The Ad*Access Project presents images and database information advertisements printed in U.S. and Canadian newspapers and magazines between 1911 and 1955. This selection of ads is about trains.
Conflicted Antiquities is a rich cultural history of European and Egyptian interest in ancient Egypt and its material culture, from the early nineteenth century until the mid-twentieth. Consulting the relevant Arabic archives, Elliott Colla demonstrates that the emergence of Egyptology—the study of ancient Egypt and its material legacy—was as consequential for modern Egyptians as it was for Europeans. The values and practices introduced by the new science of archaeology played a key role in the formation of a new colonial regime in Egypt. This fact was not lost on Egyptian nationalists, who challenged colonial archaeologists with the claim that they were the direct heirs of the Pharaohs, and therefore the rightful owners and administrators of ancient Egypt’s historical sites and artifacts. As this dispute developed, nationalists invented the political and expressive culture of “Pharaonism”—Egypt’s response to Europe’s Egyptomania.

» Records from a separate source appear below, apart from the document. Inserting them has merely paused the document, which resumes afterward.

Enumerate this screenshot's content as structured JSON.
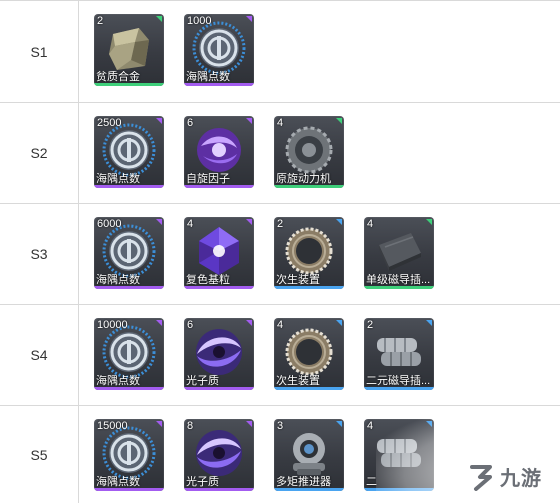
{
  "rarity_colors": {
    "green": "#3ecf7a",
    "purple": "#a35cf0",
    "blue": "#4aa4f0"
  },
  "rows": [
    {
      "label": "S1",
      "items": [
        {
          "qty": "2",
          "name": "贫质合金",
          "rarity": "green",
          "icon": "metal-ore-icon"
        },
        {
          "qty": "1000",
          "name": "海隅点数",
          "rarity": "purple",
          "icon": "haiyu-point-icon"
        }
      ]
    },
    {
      "label": "S2",
      "items": [
        {
          "qty": "2500",
          "name": "海隅点数",
          "rarity": "purple",
          "icon": "haiyu-point-icon"
        },
        {
          "qty": "6",
          "name": "自旋因子",
          "rarity": "purple",
          "icon": "spin-orb-icon"
        },
        {
          "qty": "4",
          "name": "原旋动力机",
          "rarity": "green",
          "icon": "ring-engine-icon"
        }
      ]
    },
    {
      "label": "S3",
      "items": [
        {
          "qty": "6000",
          "name": "海隅点数",
          "rarity": "purple",
          "icon": "haiyu-point-icon"
        },
        {
          "qty": "4",
          "name": "复色基粒",
          "rarity": "purple",
          "icon": "crystal-icon"
        },
        {
          "qty": "2",
          "name": "次生装置",
          "rarity": "blue",
          "icon": "bearing-ring-icon"
        },
        {
          "qty": "4",
          "name": "单级磁导插...",
          "rarity": "green",
          "icon": "magnetic-plate-icon"
        }
      ]
    },
    {
      "label": "S4",
      "items": [
        {
          "qty": "10000",
          "name": "海隅点数",
          "rarity": "purple",
          "icon": "haiyu-point-icon"
        },
        {
          "qty": "6",
          "name": "光子质",
          "rarity": "purple",
          "icon": "photon-vortex-icon"
        },
        {
          "qty": "4",
          "name": "次生装置",
          "rarity": "blue",
          "icon": "bearing-ring-icon"
        },
        {
          "qty": "2",
          "name": "二元磁导插...",
          "rarity": "blue",
          "icon": "dual-cylinder-icon"
        }
      ]
    },
    {
      "label": "S5",
      "items": [
        {
          "qty": "15000",
          "name": "海隅点数",
          "rarity": "purple",
          "icon": "haiyu-point-icon"
        },
        {
          "qty": "8",
          "name": "光子质",
          "rarity": "purple",
          "icon": "photon-vortex-icon"
        },
        {
          "qty": "3",
          "name": "多矩推进器",
          "rarity": "blue",
          "icon": "thruster-icon"
        },
        {
          "qty": "4",
          "name": "二",
          "rarity": "blue",
          "icon": "dual-cylinder-icon"
        }
      ]
    }
  ],
  "watermark": {
    "text": "九游",
    "icon": "jiuyou-logo-icon"
  }
}
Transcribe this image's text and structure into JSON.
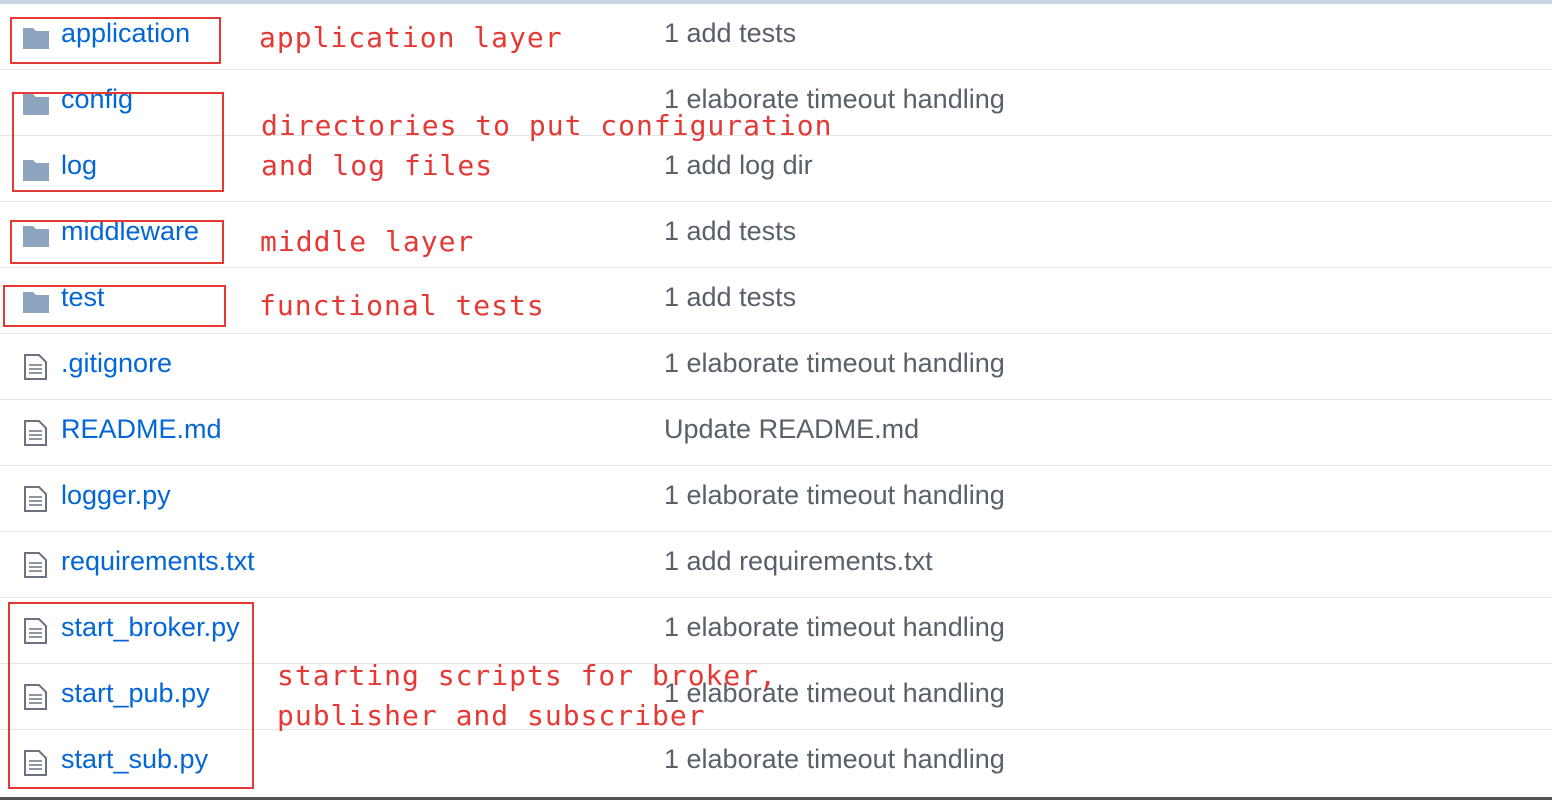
{
  "entries": [
    {
      "type": "dir",
      "icon": "folder-icon",
      "name": "application",
      "message": "1 add tests"
    },
    {
      "type": "dir",
      "icon": "folder-icon",
      "name": "config",
      "message": "1 elaborate timeout handling"
    },
    {
      "type": "dir",
      "icon": "folder-icon",
      "name": "log",
      "message": "1 add log dir"
    },
    {
      "type": "dir",
      "icon": "folder-icon",
      "name": "middleware",
      "message": "1 add tests"
    },
    {
      "type": "dir",
      "icon": "folder-icon",
      "name": "test",
      "message": "1 add tests"
    },
    {
      "type": "file",
      "icon": "file-icon",
      "name": ".gitignore",
      "message": "1 elaborate timeout handling"
    },
    {
      "type": "file",
      "icon": "file-icon",
      "name": "README.md",
      "message": "Update README.md"
    },
    {
      "type": "file",
      "icon": "file-icon",
      "name": "logger.py",
      "message": "1 elaborate timeout handling"
    },
    {
      "type": "file",
      "icon": "file-icon",
      "name": "requirements.txt",
      "message": "1 add requirements.txt"
    },
    {
      "type": "file",
      "icon": "file-icon",
      "name": "start_broker.py",
      "message": "1 elaborate timeout handling"
    },
    {
      "type": "file",
      "icon": "file-icon",
      "name": "start_pub.py",
      "message": "1 elaborate timeout handling"
    },
    {
      "type": "file",
      "icon": "file-icon",
      "name": "start_sub.py",
      "message": "1 elaborate timeout handling"
    }
  ],
  "annotations": {
    "application": "application layer",
    "config_log": "directories to put configuration\nand log files",
    "middleware": "middle layer",
    "test": "functional tests",
    "scripts": "starting scripts for broker,\npublisher and subscriber"
  },
  "colors": {
    "link": "#0366d6",
    "message": "#586069",
    "folder": "#79b8ff",
    "annotation": "#e53935"
  }
}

For many years scholars have recognized that late nineteenth-century Durham, North Carolina makes an ideal case study for examining emancipation, industrialization, immigration, and urbanization in the context of the New South. "With its tobacco factories, textile mills, black entrepreneurs, and new college," the historian Syd Nathans observes, "Durham was a hub of enterprise and hope." By the early twentieth century, Durham became renowned for its vibrant entrepreneurial spirit. Both W.E.B. Du Bois and Booker T. Washington wrote articles for the national press about their visits with members of Durham's African-American community. After his visit in 1910, Booker T. Washington dubbed Durham the "City of Negro Enterprises." The Digital Durham website offers students, teachers, and researchers a range of primary sources with which they can investigate the economic, social, cultural, and political history of a post-bellum southern community. Letters from mothers to daughters, parents to children, and husbands and wives give insight into the domestic lives of some of Durham's elite citizens. Entries from Atlas Rigsbee's general store ledger together with data from the 1880 census provide a view into the social experience of those Durham citizens who have not left written documents. Taken together the new materials on Digital Durham touch on over 600 topics including African American business enterprise, the emergence of textiles, tobacco production and marketing, child labor, prohibition, evangelical revivalism, nineteenth-century medical practices, women's experience of childbirth, and public and private education. The holdings of the website provide access to a wide range of manuscript and printed materials from the 1870s through the 1920s. The site also features a new collection of maps that depict Durham from the late 1860s to the present day. Digital Durham offers its users a selection of manuscript letters taken from the Southgate-Jones family papers and James Southgate papers, accounts from Atlas M. Rigsbee's general store ledger, photographs, ephemera, census data, printed works as well as a rich collection of maps. The site also includes audio postcards created by Duke students in an undergraduate research seminar on the history of Durham and the New South. Additionally, the site includes resources for K-12 educators--a reference section with glossary of terms used in the 1880 census and lesson plans that tie to the North Carolina Standard Course of Study.